_THE PROBLEM:_
In the data below, find each line containing the string "JSON" and return it.

(Data records for software interfaces)
- - - -

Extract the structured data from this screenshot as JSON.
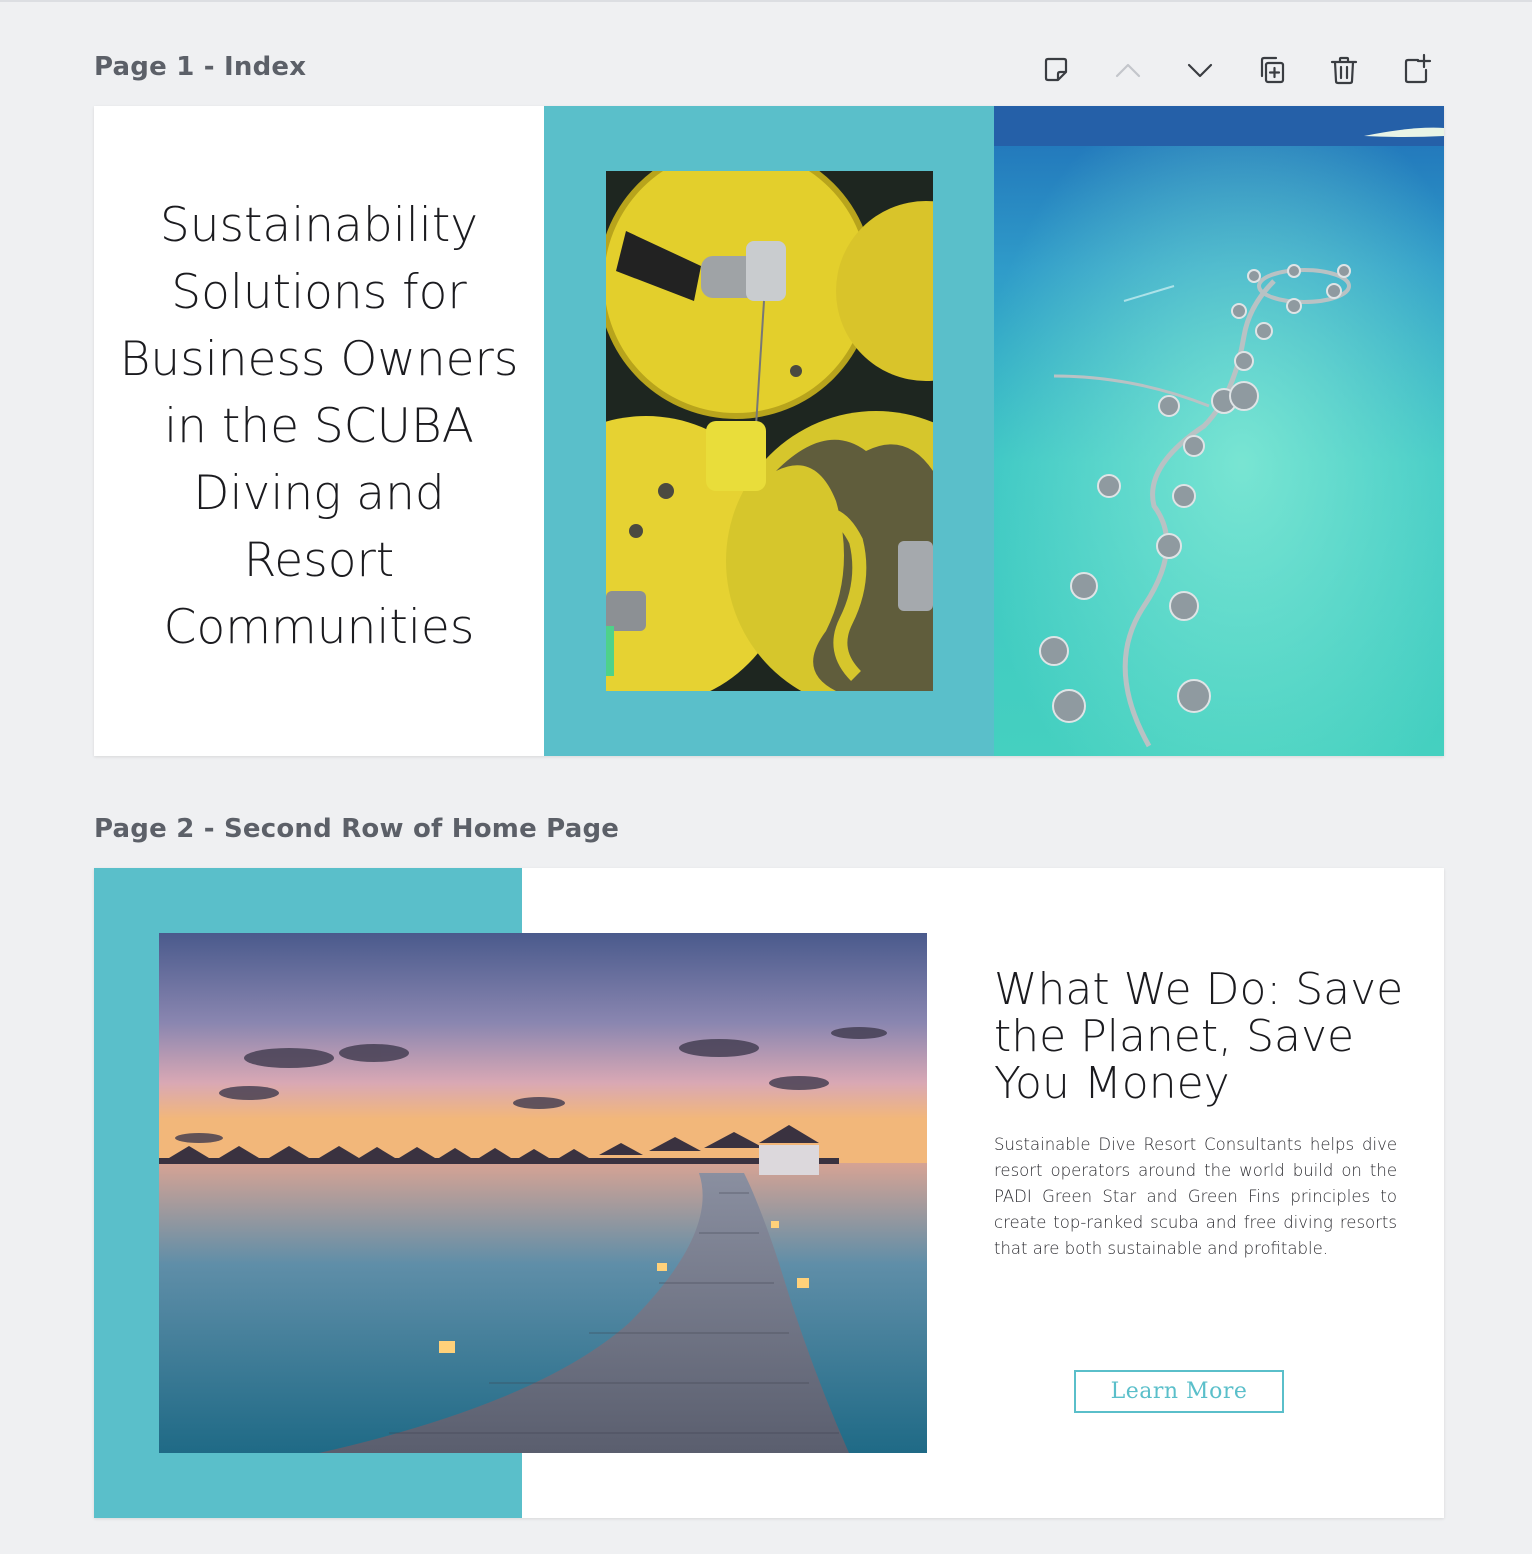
{
  "colors": {
    "canvas_bg": "#eff0f2",
    "label": "#5c6068",
    "teal": "#5abfca",
    "icon": "#3a3d42",
    "icon_disabled": "#c3c6cb"
  },
  "toolbar": {
    "icons": [
      "sticky-note-icon",
      "chevron-up-icon",
      "chevron-down-icon",
      "duplicate-icon",
      "trash-icon",
      "add-page-icon"
    ],
    "move_up_disabled": true
  },
  "page1": {
    "label": "Page 1 - Index",
    "title_lines": [
      "Sustainability",
      "Solutions for",
      "Business Owners",
      "in the SCUBA",
      "Diving and Resort",
      "Communities"
    ]
  },
  "page2": {
    "label": "Page 2 - Second Row of Home Page",
    "heading_lines": [
      "What We Do: Save",
      "the Planet, Save",
      "You Money"
    ],
    "body": "Sustainable Dive Resort Consultants helps dive resort operators around the world build on the PADI Green Star and Green Fins principles to create top-ranked scuba and free diving resorts that are both sustainable and profitable.",
    "button_label": "Learn More"
  }
}
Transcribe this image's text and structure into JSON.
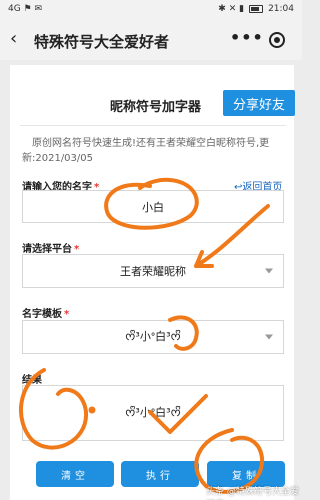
{
  "status": {
    "time": "21:04",
    "left_icons": "4G ⚑ ✉",
    "right_icons": "✱ ✕ ▮"
  },
  "nav": {
    "title": "特殊符号大全爱好者",
    "back_glyph": "‹",
    "more_glyph": "•••"
  },
  "header": {
    "title": "昵称符号加字器",
    "share_label": "分享好友"
  },
  "description": "原创网名符号快速生成!还有王者荣耀空白昵称符号,更新:2021/03/05",
  "form": {
    "name": {
      "label": "请输入您的名字",
      "star": "*",
      "value": "小白"
    },
    "home_link": "↩返回首页",
    "platform": {
      "label": "请选择平台",
      "star": "*",
      "value": "王者荣耀昵称"
    },
    "template": {
      "label": "名字模板",
      "star": "*",
      "value": "ᰔᩚ³小ᐤ白³ᰔᩚ"
    },
    "result": {
      "label": "结果",
      "value": "ᰔᩚ³小ᐤ白³ᰔᩚ"
    }
  },
  "buttons": {
    "clear": "清空",
    "run": "执行",
    "copy": "复制"
  },
  "watermark": "头条 @特殊符号大全爱好者",
  "colors": {
    "accent": "#1f8fe0",
    "required": "#e53935",
    "link": "#1565c0",
    "scribble": "#f07a1a"
  }
}
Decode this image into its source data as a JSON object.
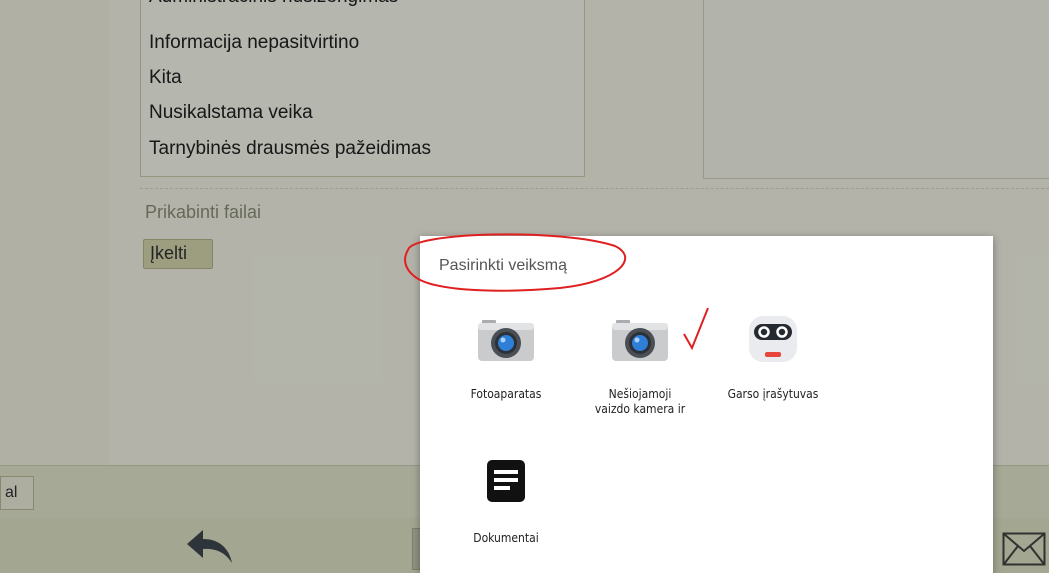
{
  "form": {
    "list_items": {
      "cut": "Administracinis nusižengimas",
      "i1": "Informacija nepasitvirtino",
      "i2": "Kita",
      "i3": "Nusikalstama veika",
      "i4": "Tarnybinės drausmės pažeidimas"
    },
    "attachments_label": "Prikabinti failai",
    "upload_button": "Įkelti"
  },
  "tab_stub": "al",
  "dialog": {
    "title": "Pasirinkti veiksmą",
    "apps": [
      {
        "label": "Fotoaparatas",
        "icon": "camera-icon"
      },
      {
        "label": "Nešiojamoji vaizdo kamera ir",
        "icon": "camera-icon"
      },
      {
        "label": "Garso įrašytuvas",
        "icon": "sound-recorder-icon"
      },
      {
        "label": "Dokumentai",
        "icon": "documents-icon"
      }
    ]
  },
  "colors": {
    "annotation": "#e02020",
    "page_background": "#f4f6e4",
    "button_background": "#d8dcb0",
    "camera_lens": "#2f7fd8"
  }
}
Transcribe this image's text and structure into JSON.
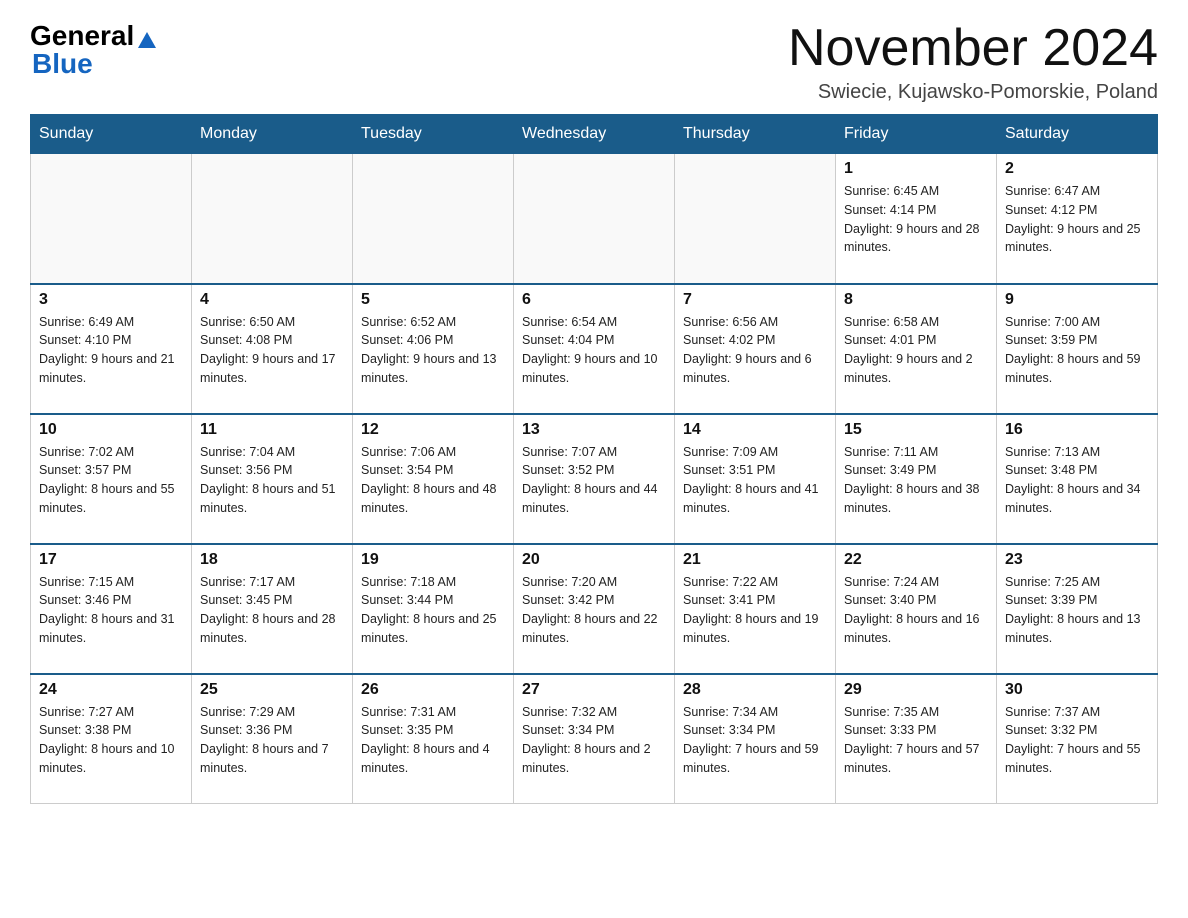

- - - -

_ANSWER SECTION:_
Extract the structured data from this screenshot as JSON.
Transcribe this image's text and structure into JSON.
Decode this image into its source data as a JSON object.
Transcribe this image's text and structure into JSON.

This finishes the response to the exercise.